Not remotely like the kids I went to school with.
Not remotely like me.
Of course, I saw what I wanted to see. The haze of adulthood had blinded me to the subtle cruelties of their world, it’s true, but part of it is that by spraying the pesticide of our anti-bullying campaigns on the landscape of schools, we have mutated the bullying, driven it further underground. Now, it reaches its tentacles into their facebook feeds, their texts, their e-mails. Now, your de rigueur smartphone means you get to carry your bullying with you, wherever you go. Now, wherever you go, you can feel small. You can feel awkward, less than, fat, ugly, gay, too stupid, too smart, too tall, too short, too poor, too dull, too slow.
|Teenage Portable Self-Hatred Device (TPSHD)|
With this device, you can constantly measure yourself against The Rules:
Don’t be fat.
Don’t be gay.
Don’t be ugly.
Don’t be weird.
Be smart, but not too smart.
Be knowledgeable about sex, but not slutty.
To the extent that you can, be white.

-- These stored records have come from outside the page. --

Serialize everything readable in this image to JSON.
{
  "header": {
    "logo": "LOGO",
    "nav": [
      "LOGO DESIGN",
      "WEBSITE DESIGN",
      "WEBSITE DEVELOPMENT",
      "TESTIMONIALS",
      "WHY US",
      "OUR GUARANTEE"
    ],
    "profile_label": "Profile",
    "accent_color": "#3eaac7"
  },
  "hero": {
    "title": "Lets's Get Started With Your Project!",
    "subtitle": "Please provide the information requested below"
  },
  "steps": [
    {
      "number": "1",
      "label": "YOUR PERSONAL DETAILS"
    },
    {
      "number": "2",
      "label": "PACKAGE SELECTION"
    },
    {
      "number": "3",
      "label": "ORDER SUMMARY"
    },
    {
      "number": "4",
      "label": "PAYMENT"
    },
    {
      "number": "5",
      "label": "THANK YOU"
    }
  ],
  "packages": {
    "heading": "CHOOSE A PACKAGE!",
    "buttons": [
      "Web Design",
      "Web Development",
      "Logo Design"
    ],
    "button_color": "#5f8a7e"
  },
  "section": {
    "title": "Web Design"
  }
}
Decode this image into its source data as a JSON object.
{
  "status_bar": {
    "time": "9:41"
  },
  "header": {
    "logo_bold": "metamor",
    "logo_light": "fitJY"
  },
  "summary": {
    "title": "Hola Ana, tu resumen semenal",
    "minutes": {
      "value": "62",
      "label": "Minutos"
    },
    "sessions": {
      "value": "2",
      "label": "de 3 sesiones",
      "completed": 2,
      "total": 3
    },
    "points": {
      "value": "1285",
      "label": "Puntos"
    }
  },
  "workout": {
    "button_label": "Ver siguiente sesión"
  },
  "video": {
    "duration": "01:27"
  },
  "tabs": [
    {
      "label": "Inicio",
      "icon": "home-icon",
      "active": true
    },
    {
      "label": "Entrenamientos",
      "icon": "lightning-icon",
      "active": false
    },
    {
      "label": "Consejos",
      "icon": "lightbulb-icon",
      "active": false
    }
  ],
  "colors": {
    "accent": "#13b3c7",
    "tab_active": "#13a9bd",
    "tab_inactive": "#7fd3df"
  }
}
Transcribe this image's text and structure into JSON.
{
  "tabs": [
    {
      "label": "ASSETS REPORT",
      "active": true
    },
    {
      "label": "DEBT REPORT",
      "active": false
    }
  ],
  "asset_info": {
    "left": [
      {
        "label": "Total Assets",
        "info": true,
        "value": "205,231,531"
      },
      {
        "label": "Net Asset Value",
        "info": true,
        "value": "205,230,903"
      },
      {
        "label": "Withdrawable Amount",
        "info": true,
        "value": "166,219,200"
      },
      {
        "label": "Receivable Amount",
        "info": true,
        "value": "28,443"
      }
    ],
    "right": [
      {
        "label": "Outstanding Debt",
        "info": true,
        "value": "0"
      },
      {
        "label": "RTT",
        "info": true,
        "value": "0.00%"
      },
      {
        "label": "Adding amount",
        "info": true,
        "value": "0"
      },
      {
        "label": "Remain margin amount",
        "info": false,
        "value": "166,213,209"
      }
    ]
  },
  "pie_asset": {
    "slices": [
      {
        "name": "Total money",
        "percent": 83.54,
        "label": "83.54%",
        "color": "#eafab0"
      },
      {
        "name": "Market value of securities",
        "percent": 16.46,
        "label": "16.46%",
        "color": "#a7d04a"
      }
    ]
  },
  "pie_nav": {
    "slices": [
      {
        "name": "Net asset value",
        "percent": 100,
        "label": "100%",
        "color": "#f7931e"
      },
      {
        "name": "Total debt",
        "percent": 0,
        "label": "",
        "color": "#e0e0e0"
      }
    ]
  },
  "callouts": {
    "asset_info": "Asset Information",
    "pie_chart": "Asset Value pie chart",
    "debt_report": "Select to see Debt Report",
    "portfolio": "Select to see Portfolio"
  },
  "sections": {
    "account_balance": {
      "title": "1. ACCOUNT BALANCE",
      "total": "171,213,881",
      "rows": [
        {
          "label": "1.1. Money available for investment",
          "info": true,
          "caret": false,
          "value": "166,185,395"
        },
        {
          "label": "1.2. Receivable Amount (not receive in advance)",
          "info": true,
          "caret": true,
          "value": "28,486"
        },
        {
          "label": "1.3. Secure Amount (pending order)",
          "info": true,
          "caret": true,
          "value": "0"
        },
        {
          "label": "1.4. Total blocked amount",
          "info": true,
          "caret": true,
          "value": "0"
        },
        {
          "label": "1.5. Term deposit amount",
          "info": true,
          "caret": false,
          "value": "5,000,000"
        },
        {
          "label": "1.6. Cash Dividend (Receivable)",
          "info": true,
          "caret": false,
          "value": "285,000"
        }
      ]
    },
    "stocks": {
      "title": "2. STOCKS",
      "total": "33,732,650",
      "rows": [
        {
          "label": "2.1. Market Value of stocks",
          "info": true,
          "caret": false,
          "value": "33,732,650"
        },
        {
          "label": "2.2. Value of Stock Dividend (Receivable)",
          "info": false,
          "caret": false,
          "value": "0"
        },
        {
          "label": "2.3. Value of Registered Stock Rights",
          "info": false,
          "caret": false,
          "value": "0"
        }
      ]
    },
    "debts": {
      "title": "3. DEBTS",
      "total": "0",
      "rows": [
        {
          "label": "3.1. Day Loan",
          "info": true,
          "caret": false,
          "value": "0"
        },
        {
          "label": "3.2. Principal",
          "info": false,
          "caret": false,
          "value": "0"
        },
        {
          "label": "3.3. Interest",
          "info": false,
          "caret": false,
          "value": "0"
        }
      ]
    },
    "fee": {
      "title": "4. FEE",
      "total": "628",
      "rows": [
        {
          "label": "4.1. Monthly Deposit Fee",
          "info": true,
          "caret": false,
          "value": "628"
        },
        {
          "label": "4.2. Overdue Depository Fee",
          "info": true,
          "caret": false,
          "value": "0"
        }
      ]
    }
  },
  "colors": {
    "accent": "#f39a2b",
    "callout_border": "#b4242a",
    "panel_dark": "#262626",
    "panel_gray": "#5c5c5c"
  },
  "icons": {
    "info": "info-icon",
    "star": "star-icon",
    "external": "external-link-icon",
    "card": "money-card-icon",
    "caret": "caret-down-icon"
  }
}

Those depressing rules have changed very little since I was trying to live by them, but what you might have figured out – what you figured out as a teenager, if you were lucky – is that only the very most boring person in the world could possibly follow all those rules at once. And the thing is, I wonder if the chinks in the wall are opening up, precisely because of that constant technological presence we adults like to decry. When you are plugged into the wider world – and yes, that wider world comes to you courtesy of your smartphone – then you become aware that the world is absolutely full of smart, fat gay people who are even occasionally slutty and are almost always the most interesting people at the party.
|I rest my case.|
You can glimpse other ways to be, ways that unexpectedly validate your own particular strange way of being. If technology is a window that lets in danger, it also brings us news of the outside. All dictators know that technology is the enemy, whether that dictator is Hosni Mubarak or the bitchy girl in fifth period, because all dictators are the same. And all victory is the same too, and it all looks like openness.
But back to those second-graders.
At one point when I was in the middle of explaining exactly how Tourette’s Syndrome works, neurologically speaking, the school counselor drew one of the little girls onto her lap and gently stopped her from pulling on her Velcro sneakers. Snap-snap-snap that Velcro had been going, for five freaking minutes. The counselor stilled her with a hand.
“We all do little things like that, don’t we?” she asked. “We might tap a pencil, or wiggle our foot. But I can ask you to stop, and you can. We don’t ask someone with Tourette’s to stop, because they can’t, and because it might embarrass them.”
They nodded solemnly. Embarrassment was something they all understood.
“Sometimes we might fidget like that because we’re tired, or because we’re nervous. Or sometimes we might fidget if we’re a little bit bored,” she continued.
The young boy sitting nearest me glanced my way in covert horror. “I wouldn’t say we’re bored,” he said. He turned to me. “This is all really interesting,” he said stoutly. Belatedly, his classmates caught the hint and nodded, some more convincingly than others.
I expect that kid will become a better liar with time. But a kid who would worry about a grown-up’s feelings is also a kid who is not going to make my kid feel like a freak on the playground – or anyone else’s kids, for that matter. So maybe this is what progress looks like: one kid at a time.